» **Given information**

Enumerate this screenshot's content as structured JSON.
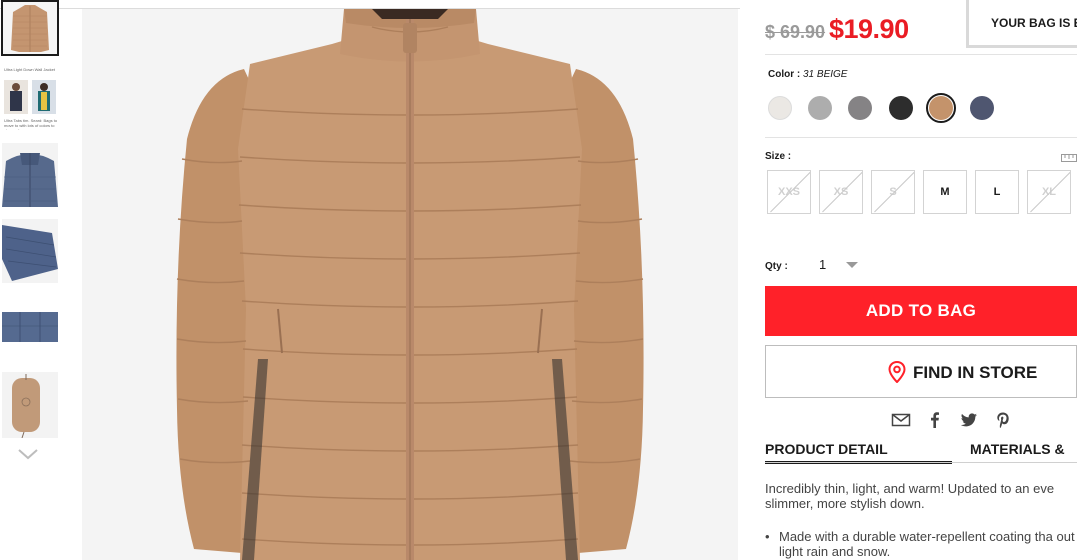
{
  "thumbnails": {
    "items": [
      {
        "name": "thumbnail-front-beige"
      },
      {
        "name": "thumbnail-models",
        "caption_title": "Ultra Light Down Wall Jacket",
        "caption_body": "Ultra Tabs tim. Seard: Bags to move to with lots of colors to choose from"
      },
      {
        "name": "thumbnail-navy-collar"
      },
      {
        "name": "thumbnail-navy-flat"
      },
      {
        "name": "thumbnail-navy-detail"
      },
      {
        "name": "thumbnail-pouch"
      }
    ]
  },
  "product": {
    "old_price": "$ 69.90",
    "new_price": "$19.90",
    "color_label": "Color :",
    "color_value": "31 BEIGE",
    "size_label": "Size :",
    "qty_label": "Qty :",
    "qty_value": "1",
    "add_to_bag": "ADD TO BAG",
    "find_in_store": "FIND IN STORE"
  },
  "bag": {
    "text": "YOUR BAG IS EM"
  },
  "colors": [
    {
      "name": "off-white",
      "hex": "#ebe8e4"
    },
    {
      "name": "light-gray",
      "hex": "#adadad"
    },
    {
      "name": "gray",
      "hex": "#858385"
    },
    {
      "name": "black",
      "hex": "#2d2d2d"
    },
    {
      "name": "beige",
      "hex": "#c4936b",
      "selected": true
    },
    {
      "name": "navy-gray",
      "hex": "#4f5670"
    }
  ],
  "sizes": [
    {
      "label": "XXS",
      "available": false
    },
    {
      "label": "XS",
      "available": false
    },
    {
      "label": "S",
      "available": false
    },
    {
      "label": "M",
      "available": true
    },
    {
      "label": "L",
      "available": true
    },
    {
      "label": "XL",
      "available": false
    }
  ],
  "share": {
    "icons": [
      "mail-icon",
      "facebook-icon",
      "twitter-icon",
      "pinterest-icon"
    ]
  },
  "tabs": {
    "product_detail": "PRODUCT DETAIL",
    "materials": "MATERIALS &"
  },
  "description": {
    "intro": "Incredibly thin, light, and warm! Updated to an eve slimmer, more stylish down.",
    "bullet": "Made with a durable water-repellent coating tha out light rain and snow."
  },
  "theme": {
    "accent_red": "#ff2129",
    "price_red": "#ea1c24",
    "jacket_color": "#c49570"
  }
}
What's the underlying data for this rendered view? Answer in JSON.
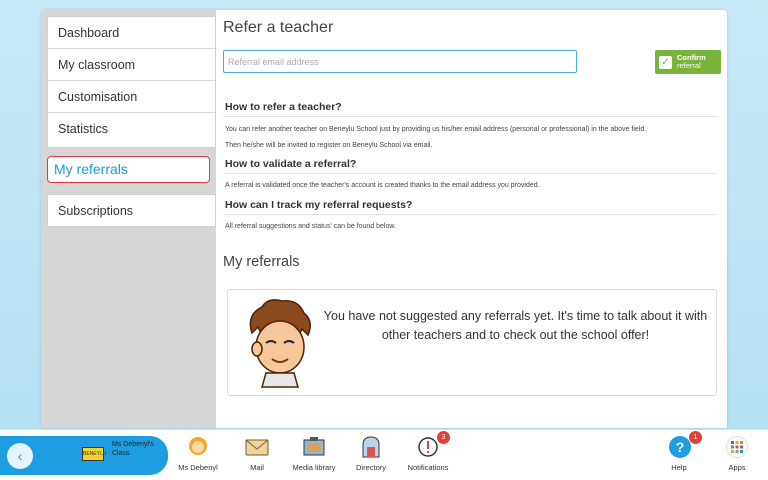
{
  "sidebar": {
    "items": [
      "Dashboard",
      "My classroom",
      "Customisation",
      "Statistics"
    ],
    "active": "My referrals",
    "extra": "Subscriptions"
  },
  "main": {
    "title": "Refer a teacher",
    "email_placeholder": "Referral email address",
    "confirm_line1": "Confirm",
    "confirm_line2": "referral",
    "sections": [
      {
        "heading": "How to refer a teacher?",
        "p1": "You can refer another teacher on Beneylu School just by providing us his/her email address (personal or professional) in the above field.",
        "p2": "Then he/she will be invited to register on Beneylu School via email."
      },
      {
        "heading": "How to validate a referral?",
        "p1": "A referral is validated once the teacher's account is created thanks to the email address you provided.",
        "p2": ""
      },
      {
        "heading": "How can I track my referral requests?",
        "p1": "All referral suggestions and status' can be found below.",
        "p2": ""
      }
    ],
    "subtitle": "My referrals",
    "empty_text": "You have not suggested any referrals yet. It's time to talk about it with other teachers and to check out the school offer!"
  },
  "bottom": {
    "class_badge": "BENEYLU",
    "class_name": "Ms Debenyl's Class",
    "nav": [
      {
        "label": "Ms Debenyl",
        "icon": "avatar-icon"
      },
      {
        "label": "Mail",
        "icon": "mail-icon"
      },
      {
        "label": "Media library",
        "icon": "media-library-icon"
      },
      {
        "label": "Directory",
        "icon": "directory-icon"
      },
      {
        "label": "Notifications",
        "icon": "notifications-icon",
        "badge": "3"
      }
    ],
    "help": {
      "label": "Help",
      "badge": "1"
    },
    "apps": {
      "label": "Apps"
    }
  },
  "colors": {
    "accent": "#1e9ee0",
    "confirm": "#7ab33c",
    "highlight_border": "#e03b3b",
    "badge": "#e2403a"
  }
}
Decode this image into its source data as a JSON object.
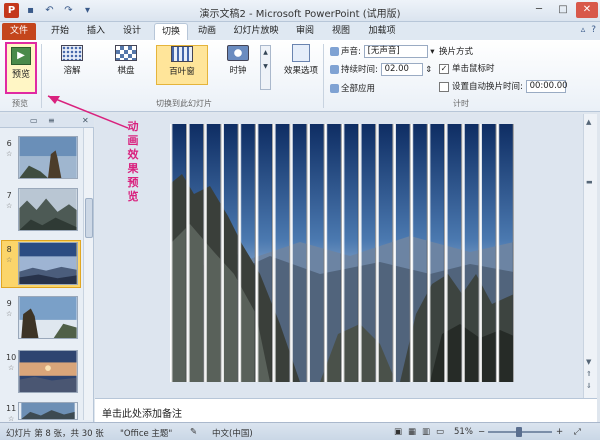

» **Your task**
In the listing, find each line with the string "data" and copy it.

» **Task output**
What's the underlying data for this rendered view? Answer in JSON.
Decode this image into its source data as a JSON object.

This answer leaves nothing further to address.